The Israeli Army continues to redouble its efforts to advance in the training of its various rescue units. Last January, a “rescue medicine” course was held, which was attended by some 30 doctors from the Rescue Brigade. In dialogue with Infobae, the doctor Dani Nemet, who was leading the course, explained the importance of reinforcing the preparation of the armed forces on “rescue medicine”, and gave details of the activity that was also dictated in other countries, such as the United States.
“We teach how to operate in critical situations, and how to deal with vulnerabilities not seen in any other incident”commented the pediatrician, who for 20 years was the main doctor of the National Rescue Unit. “The Army,” he added, “understood that being a provider of rescue medical services is different from all other Army courses. This is basically the first course that we did, that got a special tag, a special pin, a special recognition from the Army. They were certified as search rescue medical personnel. This is a profession that must be obtained to be an expert in the field ”.

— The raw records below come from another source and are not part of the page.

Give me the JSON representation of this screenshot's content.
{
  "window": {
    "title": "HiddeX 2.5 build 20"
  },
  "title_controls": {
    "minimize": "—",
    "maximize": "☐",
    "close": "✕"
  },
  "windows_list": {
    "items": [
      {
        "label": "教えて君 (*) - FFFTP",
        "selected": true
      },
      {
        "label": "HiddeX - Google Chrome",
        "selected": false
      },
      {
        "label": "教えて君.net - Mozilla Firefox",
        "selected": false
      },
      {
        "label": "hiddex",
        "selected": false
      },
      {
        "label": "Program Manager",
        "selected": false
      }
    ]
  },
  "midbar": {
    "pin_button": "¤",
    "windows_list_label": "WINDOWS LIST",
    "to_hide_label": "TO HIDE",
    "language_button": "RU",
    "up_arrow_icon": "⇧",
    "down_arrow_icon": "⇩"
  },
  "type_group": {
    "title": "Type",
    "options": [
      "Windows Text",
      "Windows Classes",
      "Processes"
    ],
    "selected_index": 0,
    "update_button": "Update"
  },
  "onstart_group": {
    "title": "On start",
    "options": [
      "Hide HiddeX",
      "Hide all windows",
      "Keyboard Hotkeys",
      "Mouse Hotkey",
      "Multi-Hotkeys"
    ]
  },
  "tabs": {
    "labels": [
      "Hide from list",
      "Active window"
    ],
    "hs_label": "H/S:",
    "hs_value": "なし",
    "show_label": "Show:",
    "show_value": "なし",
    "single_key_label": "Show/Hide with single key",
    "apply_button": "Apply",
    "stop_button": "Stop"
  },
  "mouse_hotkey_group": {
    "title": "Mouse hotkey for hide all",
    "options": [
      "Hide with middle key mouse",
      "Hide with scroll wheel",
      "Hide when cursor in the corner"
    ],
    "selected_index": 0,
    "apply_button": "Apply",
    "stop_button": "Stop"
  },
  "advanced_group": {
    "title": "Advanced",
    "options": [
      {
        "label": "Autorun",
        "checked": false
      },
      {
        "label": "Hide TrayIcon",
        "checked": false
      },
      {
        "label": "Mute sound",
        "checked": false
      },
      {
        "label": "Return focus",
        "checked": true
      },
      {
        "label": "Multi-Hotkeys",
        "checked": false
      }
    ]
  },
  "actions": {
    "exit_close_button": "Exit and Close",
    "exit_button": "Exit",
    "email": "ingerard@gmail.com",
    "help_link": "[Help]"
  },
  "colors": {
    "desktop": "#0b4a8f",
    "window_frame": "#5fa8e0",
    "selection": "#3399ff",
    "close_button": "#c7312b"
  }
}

Nemet stressed why this task is different from the others carried out by rescue teams in the event of any incident or natural disaster: “It is different for two main aspects. The first is that normally, if something happens in a building or if there is an earthquake, we have to treat everyone: children, the elderly … and this is something that we do not teach our regular forces because they are used to treating soldiers. So we have to give them information on how to treat children, adults, the elderly … Second, wherever there is a landslide, an earthquake, there’s a part of engineering that we don’t normally think about. For example, there may be two people, one of whom is seriously injured, but easy to remove, and the other is very slightly injured, but is very difficult or almost impossible to remove from the building. So in that case, you have to take into account something that we, as doctors, don’t usually do because we don’t think about engineering, but about how to save lives. This made us understand that we have to teach our medical staff. “
The Israeli doctor, who joined the Army Rescue Unit in 1995, explained that the Force’s doctors and paramedics are taught to “do a medical classification.” That is, “how to decide who should be treated first”. “We have to keep in mind that if we have enough doctors, paramedics, and equipment, it is not a problem, we can treat everyone. But in the event of an earthquake or a catastrophe, where you don’t have enough people, or enough equipment, you have to decide who should be treated first. “
In this regard, he argued that the decision is not exclusively medical; “engineering” is also evaluated. The other factor that comes into play “is danger”: “If you have to enter buildings that have collapsed, there may be danger to the patient, to yourself, or to your team.”
Faced with this situation, the Israel Army Rescue Unit works on what they call “the golden triangle”, which is made up of the commander in charge, the doctor and the engineer. “Together they have to decide who should be treated first.” To explain how it worked, Nemet told how they had to cope with an earthquake in Nepal: “We came to a building where someone told us that they thought they heard a child screaming. The engineer said ‘we must not go in because it will collapse very soon’. Since there was supposedly a child, we had to decide what to do. We decided to bring a dog, we put a GoPro camera on him and sent him to the building to find the boy. But he didn’t find it, so it probably wasn’t there. Hours later, the building collapsed. “
The Israeli doctor, who is also a member of the UN rescue medicine team, also spoke of “shock syndrome.” As he pointed out, before removing a trapped person from the rubble, rescue teams must attend to them: “If you don’t treat it before taking it out, it may have, for example, heart problems. Sometimes it takes hours to get it out. “
“Sometimes we are forced to cut off a limb, such as a hand, a leg, to save the person’s life. Because, for example, if someone has a trapped leg and the building is about to collapse, or if someone is very sick – almost dying – and you have to remove them, sometimes you have to sacrifice a limb to save their life, “he said.
Despite the medical knowledge, Nemet stressed the importance of Army paramedics being trained in this type of operation given the large number of obstacles that it presents to the rescue team: “Doing these types of treatments is not as simple as doing it in a clinic. Here you can have almost no light, be full of dust, the person can be dehydrated … It is a great challenge ”.
Another very important aspect is the psychological one: “We have to know how to treat ourselves, and our soldiers, to prevent injuries: physical injuries, or psychological injuries, such as post-trauma (…) There is nothing that can be done. Compare with the images seen in earthquakes or other catastrophes. So it’s critical that we talk about it, that we let our people know what can happen, that we know that it can be managed, and that if treated correctly, people will get through it and stay healthy. It is a very important theme. You have to be prepared for all scenarios because you don’t know what you can deal with ”.
The pediatrician, who led more than 15 delegations in different parts of the world, considered that “knowledge exchange” between countries is increasingly important. “Most of the countries of the world understand that if a catastrophe occurs in their country, most of the countries of the world would not be able to deal with it on their own. Knowledge sharing is very important. We have a lot of experience in various things, other groups have a lot of experience in other things, and I believe that the exchange of knowledge between rescue groups around the world is very important and would help in the coming catastrophes. We share our experience, we teach, we learn, and we exchange knowledge … There is no competition here ”.
How the Israeli Army rescue unit operates in natural disaster areas